• What you are asked to do: Only lines holding the string "icon" are wanted; copy each one from the material.

• Task inputs:
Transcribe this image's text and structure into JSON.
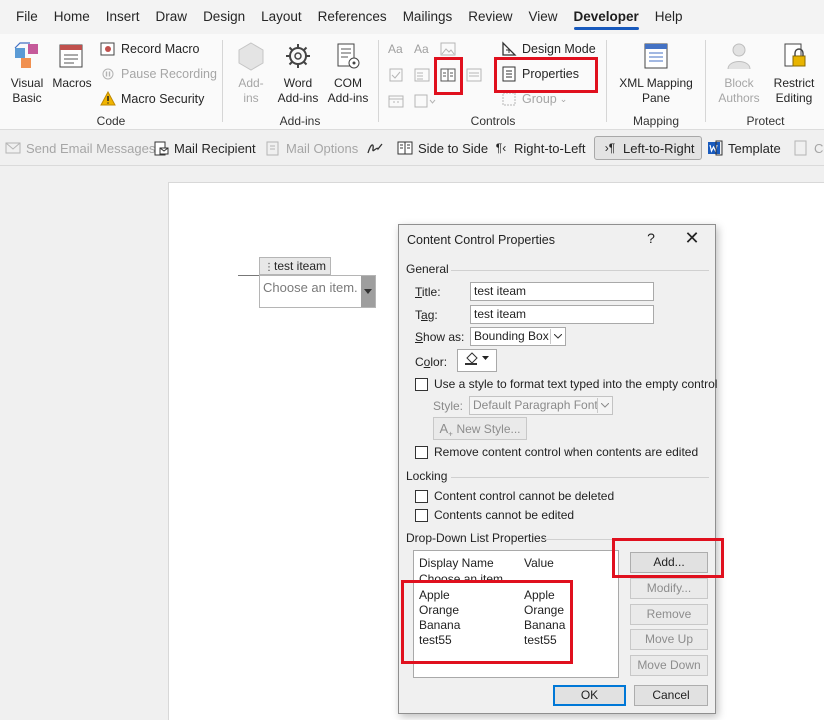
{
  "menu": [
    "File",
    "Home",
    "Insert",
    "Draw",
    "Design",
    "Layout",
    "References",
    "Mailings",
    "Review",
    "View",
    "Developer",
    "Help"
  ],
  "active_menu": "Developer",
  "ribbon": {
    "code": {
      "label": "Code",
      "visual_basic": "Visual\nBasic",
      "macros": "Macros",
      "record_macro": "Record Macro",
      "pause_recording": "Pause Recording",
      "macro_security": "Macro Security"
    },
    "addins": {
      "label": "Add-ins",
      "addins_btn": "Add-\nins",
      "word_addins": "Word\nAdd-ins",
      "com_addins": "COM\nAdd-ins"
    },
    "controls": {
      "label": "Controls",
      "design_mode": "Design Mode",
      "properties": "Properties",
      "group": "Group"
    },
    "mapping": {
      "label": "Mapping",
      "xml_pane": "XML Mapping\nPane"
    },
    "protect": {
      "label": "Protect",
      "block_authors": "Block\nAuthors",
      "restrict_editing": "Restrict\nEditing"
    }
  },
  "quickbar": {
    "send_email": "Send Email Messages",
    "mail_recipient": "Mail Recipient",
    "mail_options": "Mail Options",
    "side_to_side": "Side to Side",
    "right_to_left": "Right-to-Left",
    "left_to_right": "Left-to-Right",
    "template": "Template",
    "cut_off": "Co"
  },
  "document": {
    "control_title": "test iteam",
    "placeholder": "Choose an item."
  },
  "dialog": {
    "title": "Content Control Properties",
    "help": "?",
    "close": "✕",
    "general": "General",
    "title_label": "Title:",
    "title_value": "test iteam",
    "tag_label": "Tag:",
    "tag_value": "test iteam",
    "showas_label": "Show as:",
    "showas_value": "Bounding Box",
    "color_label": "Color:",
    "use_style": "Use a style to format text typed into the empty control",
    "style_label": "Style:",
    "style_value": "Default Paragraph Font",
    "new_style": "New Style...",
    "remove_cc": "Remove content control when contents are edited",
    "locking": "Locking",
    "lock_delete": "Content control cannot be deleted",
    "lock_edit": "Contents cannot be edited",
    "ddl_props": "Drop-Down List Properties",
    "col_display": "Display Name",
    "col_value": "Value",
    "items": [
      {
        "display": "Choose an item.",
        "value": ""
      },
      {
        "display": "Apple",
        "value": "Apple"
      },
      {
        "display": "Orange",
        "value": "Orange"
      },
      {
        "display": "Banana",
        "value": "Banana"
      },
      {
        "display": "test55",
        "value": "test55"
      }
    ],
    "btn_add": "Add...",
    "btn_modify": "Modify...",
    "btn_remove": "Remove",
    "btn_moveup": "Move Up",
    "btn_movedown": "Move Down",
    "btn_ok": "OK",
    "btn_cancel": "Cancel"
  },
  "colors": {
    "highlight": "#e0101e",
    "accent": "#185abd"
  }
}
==
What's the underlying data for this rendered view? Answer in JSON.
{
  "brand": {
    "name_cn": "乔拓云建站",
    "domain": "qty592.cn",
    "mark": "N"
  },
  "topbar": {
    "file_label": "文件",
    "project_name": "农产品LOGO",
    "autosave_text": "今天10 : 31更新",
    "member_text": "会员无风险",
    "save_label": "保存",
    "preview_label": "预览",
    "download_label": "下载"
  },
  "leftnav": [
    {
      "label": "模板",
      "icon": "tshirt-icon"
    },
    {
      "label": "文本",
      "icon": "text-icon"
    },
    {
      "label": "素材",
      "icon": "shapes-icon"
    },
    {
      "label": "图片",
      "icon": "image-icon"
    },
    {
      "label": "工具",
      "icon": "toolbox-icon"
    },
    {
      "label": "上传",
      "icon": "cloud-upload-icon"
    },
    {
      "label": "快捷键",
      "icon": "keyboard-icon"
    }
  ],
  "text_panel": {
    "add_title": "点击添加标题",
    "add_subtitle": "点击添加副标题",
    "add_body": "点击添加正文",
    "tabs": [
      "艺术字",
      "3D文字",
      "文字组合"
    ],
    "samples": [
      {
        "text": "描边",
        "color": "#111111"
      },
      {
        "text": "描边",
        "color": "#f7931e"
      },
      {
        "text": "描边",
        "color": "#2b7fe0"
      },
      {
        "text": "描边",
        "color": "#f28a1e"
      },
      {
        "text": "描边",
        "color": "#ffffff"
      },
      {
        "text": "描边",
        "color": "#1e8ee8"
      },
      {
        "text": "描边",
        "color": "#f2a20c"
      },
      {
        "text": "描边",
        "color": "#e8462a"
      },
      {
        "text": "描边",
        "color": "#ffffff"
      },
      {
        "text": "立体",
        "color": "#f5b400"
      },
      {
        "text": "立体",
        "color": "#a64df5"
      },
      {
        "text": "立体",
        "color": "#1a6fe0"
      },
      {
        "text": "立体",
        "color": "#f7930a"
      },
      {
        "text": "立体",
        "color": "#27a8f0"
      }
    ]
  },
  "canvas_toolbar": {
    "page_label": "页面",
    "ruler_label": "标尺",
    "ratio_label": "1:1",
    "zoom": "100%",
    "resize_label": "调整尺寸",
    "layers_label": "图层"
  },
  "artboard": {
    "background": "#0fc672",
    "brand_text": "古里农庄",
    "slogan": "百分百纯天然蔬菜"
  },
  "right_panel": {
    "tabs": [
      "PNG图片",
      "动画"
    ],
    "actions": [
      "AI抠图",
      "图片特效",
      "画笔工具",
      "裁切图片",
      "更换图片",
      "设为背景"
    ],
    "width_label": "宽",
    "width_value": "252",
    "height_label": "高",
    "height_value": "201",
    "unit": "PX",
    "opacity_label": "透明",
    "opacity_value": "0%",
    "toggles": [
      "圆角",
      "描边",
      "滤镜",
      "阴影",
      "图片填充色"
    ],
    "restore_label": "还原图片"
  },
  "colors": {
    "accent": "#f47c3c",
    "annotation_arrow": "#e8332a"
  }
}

• Result of the task:
      "icon": "tshirt-icon"
      "icon": "text-icon"
      "icon": "shapes-icon"
      "icon": "image-icon"
      "icon": "toolbox-icon"
      "icon": "cloud-upload-icon"
      "icon": "keyboard-icon"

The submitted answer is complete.